By Douane D. James South Florida Sun-sentinel (KRT)

Broward Community College students soon may be able to get their education “on demand.”

The school is experimenting with podcasting, a new digital technology that allows students to download lectures and other course material for listening on the go.

“Often a student will miss a class and ask, ‘What did I miss?'” said speech professor Robert Buford, who is leading the effort at BCC. “Well, it’s a one-hour class. You can’t put that in an e-mail. But you can with a podcast.”

BCC has ordered new equipment to meet the demand for audio and video recording and digital storage. Buford recently began conducting workshops to train interested faculty and estimates more will begin podcasting in the fall.

Palm Beach Community College has also started to use podcasts, but Florida Atlantic University, the University of Miami and Miami-Dade College are still exploring the idea.

Joseph Azalino, a Boca Raton pre-med student at PBCC, said he downloads biology lectures and either transfers the files to a compact disc or to his iPod, a portable digital media player.

“You can listen to it anytime you want,” said Azalino, 21.

He said he likes to replay biology lectures before quizzes or tests.

“It’s another way to refresh my mind,” he said, adding he also studies class notes. “It’s the ultimate review.”

Administrators brush off the idea that putting course material online would make students more likely to miss class. Rather, podcasts can be a study aid by allowing students to review what they heard in class, said Celeste Beck, a PBCC provost and chief of the Boca Raton campus.

For many students, it helps to hear material more than once, she said.

Through podcasting, a microphone and Internet connection are all that’s needed to create digital audio.

The files are typically converted to the universal MP3 format, which anyone can download to a computer or transfer to an iPod or any other portable MP3 player.

College students today expect to use new computer-based technology, Buford said, and “if we don’t keep up with them, we become dinosaurs.”

PBCC also will podcast college news and replay recordings of guest speakers and special events.

“This is really brand new, and we’re floored at all the excitement,” Beck said.

Jeannine Burgess, PBCC’s director of instructional technology, said as many as one quarter of the faculty could begin podcasting in some form in the next year.

BCC’s director of instructional technology, Russ Adkins, called podcasting “a very interesting experiment.”

Whether it grows in popularity depends on how fast technology develops, Adkins said.

It could really take off if it becomes commonplace to get podcasts via cell phones, he said.
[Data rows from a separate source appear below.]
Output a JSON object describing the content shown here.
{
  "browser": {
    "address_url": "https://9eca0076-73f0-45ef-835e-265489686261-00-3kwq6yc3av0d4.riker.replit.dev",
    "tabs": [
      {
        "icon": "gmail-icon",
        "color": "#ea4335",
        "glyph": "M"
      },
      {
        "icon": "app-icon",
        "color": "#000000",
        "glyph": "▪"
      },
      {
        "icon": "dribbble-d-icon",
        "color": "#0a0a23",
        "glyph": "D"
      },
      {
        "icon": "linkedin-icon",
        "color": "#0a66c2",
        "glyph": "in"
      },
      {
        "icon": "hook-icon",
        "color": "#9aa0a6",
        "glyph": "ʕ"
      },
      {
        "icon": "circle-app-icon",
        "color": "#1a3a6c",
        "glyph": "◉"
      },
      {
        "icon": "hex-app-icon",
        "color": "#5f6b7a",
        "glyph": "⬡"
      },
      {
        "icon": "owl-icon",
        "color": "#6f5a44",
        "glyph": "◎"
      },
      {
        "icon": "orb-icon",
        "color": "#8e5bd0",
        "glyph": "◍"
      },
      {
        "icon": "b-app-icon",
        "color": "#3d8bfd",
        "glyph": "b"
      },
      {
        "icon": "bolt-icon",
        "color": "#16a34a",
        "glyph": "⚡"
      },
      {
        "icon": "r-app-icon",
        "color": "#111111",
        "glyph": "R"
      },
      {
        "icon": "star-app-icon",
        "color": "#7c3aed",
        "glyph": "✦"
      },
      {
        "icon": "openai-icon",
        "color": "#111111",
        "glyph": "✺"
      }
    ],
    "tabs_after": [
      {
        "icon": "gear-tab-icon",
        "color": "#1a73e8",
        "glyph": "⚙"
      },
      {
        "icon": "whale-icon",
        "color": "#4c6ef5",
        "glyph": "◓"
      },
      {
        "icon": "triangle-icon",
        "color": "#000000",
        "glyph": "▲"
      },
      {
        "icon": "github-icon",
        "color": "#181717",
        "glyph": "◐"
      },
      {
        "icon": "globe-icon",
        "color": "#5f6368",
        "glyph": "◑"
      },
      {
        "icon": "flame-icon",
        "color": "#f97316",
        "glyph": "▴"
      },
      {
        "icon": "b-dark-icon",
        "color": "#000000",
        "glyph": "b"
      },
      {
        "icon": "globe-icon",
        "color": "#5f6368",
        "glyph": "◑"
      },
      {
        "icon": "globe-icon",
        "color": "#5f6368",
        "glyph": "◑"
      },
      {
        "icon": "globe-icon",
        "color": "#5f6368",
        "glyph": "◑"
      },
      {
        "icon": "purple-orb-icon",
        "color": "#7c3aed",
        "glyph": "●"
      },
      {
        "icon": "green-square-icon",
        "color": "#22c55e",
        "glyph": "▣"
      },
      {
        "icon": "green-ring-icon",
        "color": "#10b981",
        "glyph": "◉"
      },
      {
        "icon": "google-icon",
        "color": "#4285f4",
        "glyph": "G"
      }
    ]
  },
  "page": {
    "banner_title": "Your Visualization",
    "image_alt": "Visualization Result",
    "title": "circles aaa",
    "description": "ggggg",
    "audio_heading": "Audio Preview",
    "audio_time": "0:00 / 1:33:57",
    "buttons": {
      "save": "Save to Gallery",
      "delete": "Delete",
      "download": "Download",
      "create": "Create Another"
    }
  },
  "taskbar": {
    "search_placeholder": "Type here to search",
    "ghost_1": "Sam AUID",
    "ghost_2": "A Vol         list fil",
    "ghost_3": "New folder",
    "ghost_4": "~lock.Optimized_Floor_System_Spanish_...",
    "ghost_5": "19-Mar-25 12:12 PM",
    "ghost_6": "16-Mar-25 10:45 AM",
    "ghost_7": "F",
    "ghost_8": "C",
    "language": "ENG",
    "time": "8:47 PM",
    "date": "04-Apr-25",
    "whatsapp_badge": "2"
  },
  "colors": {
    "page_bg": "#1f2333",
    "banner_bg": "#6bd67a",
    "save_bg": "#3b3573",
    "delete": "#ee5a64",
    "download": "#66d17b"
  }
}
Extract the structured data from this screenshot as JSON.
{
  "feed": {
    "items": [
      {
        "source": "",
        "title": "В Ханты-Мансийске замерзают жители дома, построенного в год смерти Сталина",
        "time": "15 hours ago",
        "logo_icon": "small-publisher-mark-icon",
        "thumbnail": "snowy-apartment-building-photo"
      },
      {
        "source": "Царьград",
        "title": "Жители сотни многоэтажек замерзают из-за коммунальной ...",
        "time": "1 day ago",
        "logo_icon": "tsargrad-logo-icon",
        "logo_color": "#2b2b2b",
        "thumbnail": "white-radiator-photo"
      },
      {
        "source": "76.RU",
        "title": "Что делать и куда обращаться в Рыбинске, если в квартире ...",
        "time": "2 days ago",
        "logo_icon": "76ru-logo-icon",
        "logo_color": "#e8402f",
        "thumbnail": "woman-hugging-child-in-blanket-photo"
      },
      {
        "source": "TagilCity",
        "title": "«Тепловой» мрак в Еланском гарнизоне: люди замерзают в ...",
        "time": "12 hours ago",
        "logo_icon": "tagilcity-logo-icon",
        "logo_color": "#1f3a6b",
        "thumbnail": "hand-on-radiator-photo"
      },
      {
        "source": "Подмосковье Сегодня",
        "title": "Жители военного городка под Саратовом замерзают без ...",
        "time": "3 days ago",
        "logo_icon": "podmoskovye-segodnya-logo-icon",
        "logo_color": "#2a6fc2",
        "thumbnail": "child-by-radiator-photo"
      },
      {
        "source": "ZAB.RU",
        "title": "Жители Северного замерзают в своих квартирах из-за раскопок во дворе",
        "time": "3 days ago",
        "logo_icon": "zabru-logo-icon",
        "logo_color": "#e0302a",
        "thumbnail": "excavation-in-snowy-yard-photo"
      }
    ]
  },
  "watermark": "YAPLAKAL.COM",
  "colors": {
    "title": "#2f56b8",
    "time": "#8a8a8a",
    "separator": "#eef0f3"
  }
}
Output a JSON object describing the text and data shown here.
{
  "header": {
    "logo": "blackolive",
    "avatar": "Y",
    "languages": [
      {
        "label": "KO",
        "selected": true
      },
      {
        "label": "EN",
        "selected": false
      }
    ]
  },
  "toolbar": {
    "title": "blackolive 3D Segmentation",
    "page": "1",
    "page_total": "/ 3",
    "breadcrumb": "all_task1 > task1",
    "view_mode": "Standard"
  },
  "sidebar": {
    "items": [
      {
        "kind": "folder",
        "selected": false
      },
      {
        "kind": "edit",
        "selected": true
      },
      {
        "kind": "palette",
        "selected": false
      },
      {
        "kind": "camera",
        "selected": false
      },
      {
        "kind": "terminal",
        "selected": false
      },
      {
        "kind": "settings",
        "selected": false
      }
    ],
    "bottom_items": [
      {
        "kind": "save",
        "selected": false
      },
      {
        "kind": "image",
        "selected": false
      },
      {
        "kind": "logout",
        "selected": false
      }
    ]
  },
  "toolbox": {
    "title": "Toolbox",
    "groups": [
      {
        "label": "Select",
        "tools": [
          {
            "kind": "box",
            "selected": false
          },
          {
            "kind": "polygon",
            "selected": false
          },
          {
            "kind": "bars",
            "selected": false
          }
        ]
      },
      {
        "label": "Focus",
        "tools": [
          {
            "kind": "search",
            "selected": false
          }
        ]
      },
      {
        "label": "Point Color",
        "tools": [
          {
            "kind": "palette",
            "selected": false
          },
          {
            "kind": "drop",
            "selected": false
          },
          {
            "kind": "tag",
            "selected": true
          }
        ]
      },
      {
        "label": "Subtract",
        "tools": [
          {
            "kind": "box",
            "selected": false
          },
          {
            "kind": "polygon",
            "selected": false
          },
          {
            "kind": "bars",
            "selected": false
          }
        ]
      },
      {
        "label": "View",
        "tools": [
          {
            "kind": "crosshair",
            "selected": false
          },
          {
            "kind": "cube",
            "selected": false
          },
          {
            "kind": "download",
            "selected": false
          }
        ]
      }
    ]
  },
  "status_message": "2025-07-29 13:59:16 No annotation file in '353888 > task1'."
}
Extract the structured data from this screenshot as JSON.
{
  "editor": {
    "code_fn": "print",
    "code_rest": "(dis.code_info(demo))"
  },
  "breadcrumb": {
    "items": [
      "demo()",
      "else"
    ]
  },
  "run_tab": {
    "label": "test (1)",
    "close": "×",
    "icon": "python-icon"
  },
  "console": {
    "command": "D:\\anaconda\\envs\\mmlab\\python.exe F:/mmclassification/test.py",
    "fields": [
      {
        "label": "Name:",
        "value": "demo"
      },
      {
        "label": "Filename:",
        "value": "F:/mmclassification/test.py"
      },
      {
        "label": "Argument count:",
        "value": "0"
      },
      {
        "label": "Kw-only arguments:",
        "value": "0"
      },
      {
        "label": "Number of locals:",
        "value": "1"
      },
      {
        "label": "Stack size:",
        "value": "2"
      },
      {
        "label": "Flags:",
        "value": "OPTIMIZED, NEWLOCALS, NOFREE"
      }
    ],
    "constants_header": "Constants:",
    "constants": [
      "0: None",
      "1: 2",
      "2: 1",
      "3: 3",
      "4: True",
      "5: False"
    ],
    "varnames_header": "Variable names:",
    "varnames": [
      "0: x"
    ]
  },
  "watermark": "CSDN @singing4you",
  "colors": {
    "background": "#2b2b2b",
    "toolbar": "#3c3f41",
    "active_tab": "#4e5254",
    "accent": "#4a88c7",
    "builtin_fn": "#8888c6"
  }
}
“Everybody might not have an MP3 player, but they all have cell phones,” he said.

BCC supports blending new technology into courses, Adkins said, but will allow faculty to choose for themselves whether they want to participate in podcasting.